HRS Position on RHDV2 Vaccine Usage

House Rabbit Society (HRS) would like to see a U.S. licensed, recombinantly-derived vaccine as soon as possible, but understands this process will take time. Our goal for the future is a readily available safe and humane RHDV2 vaccine for veterinary administration that does not require special permits or suffer delays in importation. It is important to note that all vaccines are tested on animals, including rabbits, to ensure safety and efficacy. The two killed/inactivated vaccines currently available for import (Eravac and Filavac) are produced by infecting rabbits and then euthanizing them after a period of time to collect the virus from their livers and spleens. While both manufacturers of these two vaccines follow the principles of the 3Rs in animal research (replacement of the use of animals; reduction in the number of animals used; and refinement of methods), it is our hope that future vaccines will limit or remove the need for live animals as the source of the vaccine virus. HRS is committed to doing all we can to protect rabbits and work tirelessly to support the production of a U.S. licensed vaccine that is as humane as possible.

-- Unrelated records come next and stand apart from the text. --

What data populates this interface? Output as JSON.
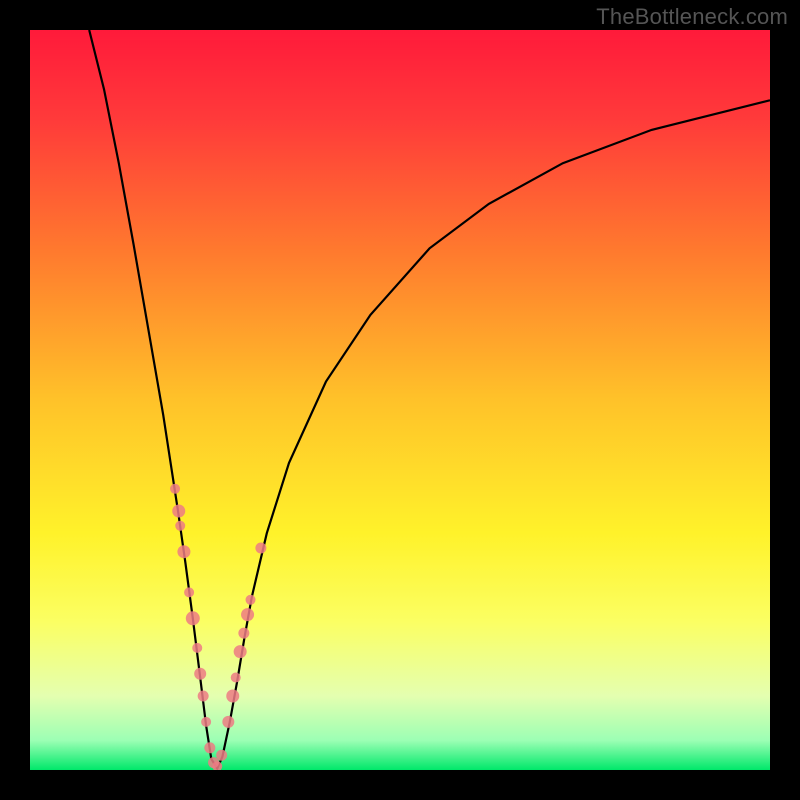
{
  "watermark": "TheBottleneck.com",
  "chart_data": {
    "type": "line",
    "title": "",
    "xlabel": "",
    "ylabel": "",
    "xlim": [
      0,
      100
    ],
    "ylim": [
      0,
      100
    ],
    "gradient_stops": [
      {
        "offset": 0.0,
        "color": "#ff1a3a"
      },
      {
        "offset": 0.12,
        "color": "#ff3a3a"
      },
      {
        "offset": 0.3,
        "color": "#ff7a2e"
      },
      {
        "offset": 0.5,
        "color": "#ffc229"
      },
      {
        "offset": 0.68,
        "color": "#fff22a"
      },
      {
        "offset": 0.8,
        "color": "#fbff63"
      },
      {
        "offset": 0.9,
        "color": "#e4ffb0"
      },
      {
        "offset": 0.96,
        "color": "#9cffb4"
      },
      {
        "offset": 1.0,
        "color": "#00e86a"
      }
    ],
    "series": [
      {
        "name": "bottleneck-curve",
        "x": [
          8.0,
          10.0,
          12.0,
          14.0,
          16.0,
          18.0,
          20.0,
          21.0,
          22.0,
          23.0,
          23.8,
          24.5,
          25.3,
          26.0,
          27.0,
          28.0,
          29.0,
          30.0,
          32.0,
          35.0,
          40.0,
          46.0,
          54.0,
          62.0,
          72.0,
          84.0,
          100.0
        ],
        "y": [
          100.0,
          92.0,
          82.0,
          71.0,
          59.5,
          48.0,
          35.0,
          28.0,
          20.5,
          12.5,
          6.0,
          1.5,
          0.2,
          1.8,
          6.5,
          12.0,
          18.0,
          23.5,
          32.0,
          41.5,
          52.5,
          61.5,
          70.5,
          76.5,
          82.0,
          86.5,
          90.5
        ]
      }
    ],
    "scatter": {
      "name": "measured-points",
      "color": "#ed7b84",
      "x": [
        19.6,
        20.1,
        20.3,
        20.8,
        21.5,
        22.0,
        22.6,
        23.0,
        23.4,
        23.8,
        24.3,
        24.8,
        25.3,
        25.9,
        26.8,
        27.4,
        27.8,
        28.4,
        28.9,
        29.4,
        29.8,
        31.2
      ],
      "y": [
        38.0,
        35.0,
        33.0,
        29.5,
        24.0,
        20.5,
        16.5,
        13.0,
        10.0,
        6.5,
        3.0,
        1.0,
        0.5,
        2.0,
        6.5,
        10.0,
        12.5,
        16.0,
        18.5,
        21.0,
        23.0,
        30.0
      ],
      "r": [
        5.0,
        6.5,
        5.0,
        6.5,
        5.0,
        7.0,
        5.0,
        6.0,
        5.5,
        5.0,
        5.5,
        5.5,
        5.0,
        5.5,
        6.0,
        6.5,
        5.0,
        6.5,
        5.5,
        6.5,
        5.0,
        5.5
      ]
    }
  }
}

HRS recommends individuals and rescues with rabbits living in outbreak and neighboring areas should strongly consider vaccination. Information for shelters and rescues can be found at https://rabbit.org/rhdv-shelter-sop/. This is a difficult situation and the final decision should be made in partnership with your veterinarian with consideration of your rabbits’ overall health issues, as the vaccination could represent an additional health risk. With RHDV2 spreading in wild rabbits, we anticipate that this virus will threaten the lives of companion rabbits in outbreak areas for years to come. While biosecurity measures are key to keeping rabbits safe, it is difficult to eliminate the risk of death from RHDV2 through biosecurity alone. Without vaccination, the virus could threaten indoor rabbits when they’re eating greens from affected areas; it could be brought in by other pets; or, it could be brought in by simply walking in and out of your home.

Biosecurity Measures to Reduce Risk in your Pet Rabbits

Please see our full list of biosecurity measures with a printable handout.

  • House your rabbits indoors with no outdoor playtime.
  • Wash your hands thoroughly before handling your rabbits.
  • Change your clothes and wash hands after handling or contact with other rabbits.
  • Don’t let your rabbit have physical contact with other rabbits from outside your home.
  • Adopt a ‘no shoes’ policy in your home.
  • Trim your rabbit’s nails and groom them at home.
  • Use effective disinfectants.
  • Know your sources of hay and feed and whether they were grown in outbreak areas.
  • Do not feed plants, grasses, or tree branches foraged from outside.
  • Use monthly flea treatments (e.g., Revolution).
  • Keep cats indoors.
  • Keep dogs on-leash outside, so they don’t directly interact with wild rabbits (alive or deceased). Consider having your dog wear booties outside, or washing their paws when coming inside. Designate separate areas in your home for your dog and block dog access to areas where your rabbits live or exercise.
  • Minimize insects such as mosquitos and flies.
  • Quarantine any new rabbits for at least 14 days.
  • Do NOT touch dead wild rabbits. Contact your state officials to report any suspicious cases.

As guardians who take our rabbits to the veterinarian when they’re sick and provide them with a healthy diet and a loving home, vaccination against RHDV2 when the risk is evident, in combination with biosecurity precautions, is the best way that we can protect our rabbits from RHDV.

Anthony Pilny DVM, DABVP, Susan Brown, DVM, and Micah Kohles DVM, MPA